Helsinki Airport

Investments currently being planned will enable growth to 30 million passengers per year.

Airports in Oulu and Lapland

The capacity of the Oulu airport is estimated to suffice for several years according to the growth prognosis. Finavia’s development programme for airports in Lapland was completed in 2020. Following investment, the airport capacity in Lapland increased significantly and will suffice for the estimated moderate growth from the current 1.5 million passengers to 2.0 million passengers, given that the traffic structure remains the same.

Medium-sized airports

The capacity is sufficient in terms of demand. Investments have been made to Tampere Airport in recent years after demand increased, e.g. after pilot training increased in the airport.

Additional notes on the capacity situation:

  • The development needs of airports may be significantly affected by changes in the structure of industry in an individual town (new investment / closures).
  • Emergency transportation mainly requires helicopter operations, other air traffic is needed only occasionally.
  • In Finland, some airports are exceptionally also used by the armed forces.

Impact of COVID-19 on airports in 2020

In 2020, the combined number of passengers in airports declined by approximately 75%, i.e. approximately by 20 million passengers compared to 2019.

  • A total of five million passengers travelled from Helsinki Airport (21.9 million in 2019), four million of which were international passengers.

A total of 14 airports were closed at some point in 2020 and a limited number of operations were available (13 Finavia airports + Lappeenranta). Some runways have had to have been closed for fixed periods after demand collapsed, including at Helsinki Airport.

  • Traffic from Helsinki to five airports, Joensuu, Kajaani, Kemi-Tornio, Jyväskylä and Kokkola-Pietarsaari, was suspended at first, but started up again for the winter season with a skeletal schedule.
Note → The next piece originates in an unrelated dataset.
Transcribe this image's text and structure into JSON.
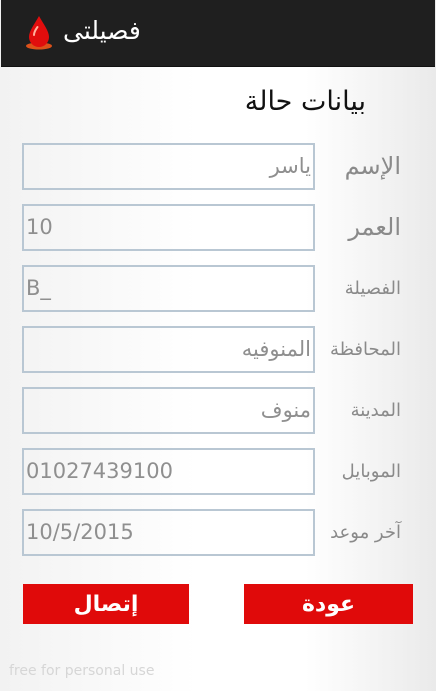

In 2021, the government purchased services on these routes.

Finavia has utilised the low numbers of passengers to decrease traffic during the pandemic and continue its expansion and repair projects, and brought them forward in some cases.

  • The development programme for airports in Lapland was completed in 2020.
  • The renovation of the Helsinki Airport aprons was completed by the end of 2020. The expansion and changes to terminal 2 are progressing faster than anticipated.
  • In spring 2021, Finavia renewed the tarmac at Mariehamn Airport (the airport was closed 16 May–3 July 2021).
  • Finavia achieved its carbon-neutrality goal in accordance with its climate programme in all its airports in 2019.
Kuvassa ydin- ja kattavan verkon lentoasemat
Figure: Airports in the core and comprehensive network

Airport accessibility

  • Barrier-free access to regions can be improved through transport chains to airports, which would create new connections.
    • In order to develop genuine, attractive options for travellers, transport chains should be comprehensively linked with taxi, bus and railway journeys and other mobility services in addition to flights. Efficient transport chains reduce emissions per passenger.
    • Key challenges include airport accessibility on public transport as well as the development of travel information concerning transport chains and mobility services.
    • The ability to buy a single ticket for the entire journey, which eliminates the passenger’s risk of missing a connection, makes a transport chain extremely competitive.
  • Development efforts over the long term could focus on improving airport accessibility through railway connections.
    • Long-distance passenger service and commuter rail service connections.